◆ WORK REQUIRED ◆
Write out every line of the data below exactly as given.

[Collected data]
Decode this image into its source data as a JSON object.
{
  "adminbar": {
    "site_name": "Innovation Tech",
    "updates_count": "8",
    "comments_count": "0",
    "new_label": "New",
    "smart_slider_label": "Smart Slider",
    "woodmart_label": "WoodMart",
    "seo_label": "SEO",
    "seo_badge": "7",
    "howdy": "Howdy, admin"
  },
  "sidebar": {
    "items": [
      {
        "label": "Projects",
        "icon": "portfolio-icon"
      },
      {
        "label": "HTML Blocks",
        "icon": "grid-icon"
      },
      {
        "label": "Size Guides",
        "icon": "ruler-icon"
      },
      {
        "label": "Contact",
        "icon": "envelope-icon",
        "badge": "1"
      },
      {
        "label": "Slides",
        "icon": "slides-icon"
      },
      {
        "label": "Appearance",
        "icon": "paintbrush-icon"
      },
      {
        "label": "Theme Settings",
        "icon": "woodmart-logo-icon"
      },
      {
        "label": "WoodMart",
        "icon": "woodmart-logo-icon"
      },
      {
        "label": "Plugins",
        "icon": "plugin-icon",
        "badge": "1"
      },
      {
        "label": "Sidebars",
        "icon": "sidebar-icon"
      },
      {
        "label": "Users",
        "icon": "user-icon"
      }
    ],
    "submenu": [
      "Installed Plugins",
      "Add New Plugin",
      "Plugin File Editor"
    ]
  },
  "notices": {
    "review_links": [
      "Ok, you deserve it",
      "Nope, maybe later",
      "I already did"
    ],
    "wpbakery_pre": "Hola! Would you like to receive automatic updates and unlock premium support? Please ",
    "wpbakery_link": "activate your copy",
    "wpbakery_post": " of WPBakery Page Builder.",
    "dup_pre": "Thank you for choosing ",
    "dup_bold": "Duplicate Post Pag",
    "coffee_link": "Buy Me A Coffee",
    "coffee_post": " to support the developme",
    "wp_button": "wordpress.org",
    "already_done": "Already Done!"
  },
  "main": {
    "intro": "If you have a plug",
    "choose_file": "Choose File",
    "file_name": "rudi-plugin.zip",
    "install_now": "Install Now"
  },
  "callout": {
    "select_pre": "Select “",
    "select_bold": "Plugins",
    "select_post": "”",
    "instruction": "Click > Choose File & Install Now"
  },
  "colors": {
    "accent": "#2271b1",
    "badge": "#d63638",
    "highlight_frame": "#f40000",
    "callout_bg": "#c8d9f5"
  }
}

◆ RESPONSE ◆
Decode this image into its source data as a JSON object.
{
  "adminbar": {
    "site_name": "Innovation Tech",
    "updates_count": "8",
    "comments_count": "0",
    "new_label": "New",
    "smart_slider_label": "Smart Slider",
    "woodmart_label": "WoodMart",
    "seo_label": "SEO",
    "seo_badge": "7",
    "howdy": "Howdy, admin"
  },
  "sidebar": {
    "items": [
      {
        "label": "Projects",
        "icon": "portfolio-icon"
      },
      {
        "label": "HTML Blocks",
        "icon": "grid-icon"
      },
      {
        "label": "Size Guides",
        "icon": "ruler-icon"
      },
      {
        "label": "Contact",
        "icon": "envelope-icon",
        "badge": "1"
      },
      {
        "label": "Slides",
        "icon": "slides-icon"
      },
      {
        "label": "Appearance",
        "icon": "paintbrush-icon"
      },
      {
        "label": "Theme Settings",
        "icon": "woodmart-logo-icon"
      },
      {
        "label": "WoodMart",
        "icon": "woodmart-logo-icon"
      },
      {
        "label": "Plugins",
        "icon": "plugin-icon",
        "badge": "1"
      },
      {
        "label": "Sidebars",
        "icon": "sidebar-icon"
      },
      {
        "label": "Users",
        "icon": "user-icon"
      }
    ],
    "submenu": [
      "Installed Plugins",
      "Add New Plugin",
      "Plugin File Editor"
    ]
  },
  "notices": {
    "review_links": [
      "Ok, you deserve it",
      "Nope, maybe later",
      "I already did"
    ],
    "wpbakery_pre": "Hola! Would you like to receive automatic updates and unlock premium support? Please ",
    "wpbakery_link": "activate your copy",
    "wpbakery_post": " of WPBakery Page Builder.",
    "dup_pre": "Thank you for choosing ",
    "dup_bold": "Duplicate Post Pag",
    "coffee_link": "Buy Me A Coffee",
    "coffee_post": " to support the developme",
    "wp_button": "wordpress.org",
    "already_done": "Already Done!"
  },
  "main": {
    "intro": "If you have a plug",
    "choose_file": "Choose File",
    "file_name": "rudi-plugin.zip",
    "install_now": "Install Now"
  },
  "callout": {
    "select_pre": "Select “",
    "select_bold": "Plugins",
    "select_post": "”",
    "instruction": "Click > Choose File & Install Now"
  },
  "colors": {
    "accent": "#2271b1",
    "badge": "#d63638",
    "highlight_frame": "#f40000",
    "callout_bg": "#c8d9f5"
  }
}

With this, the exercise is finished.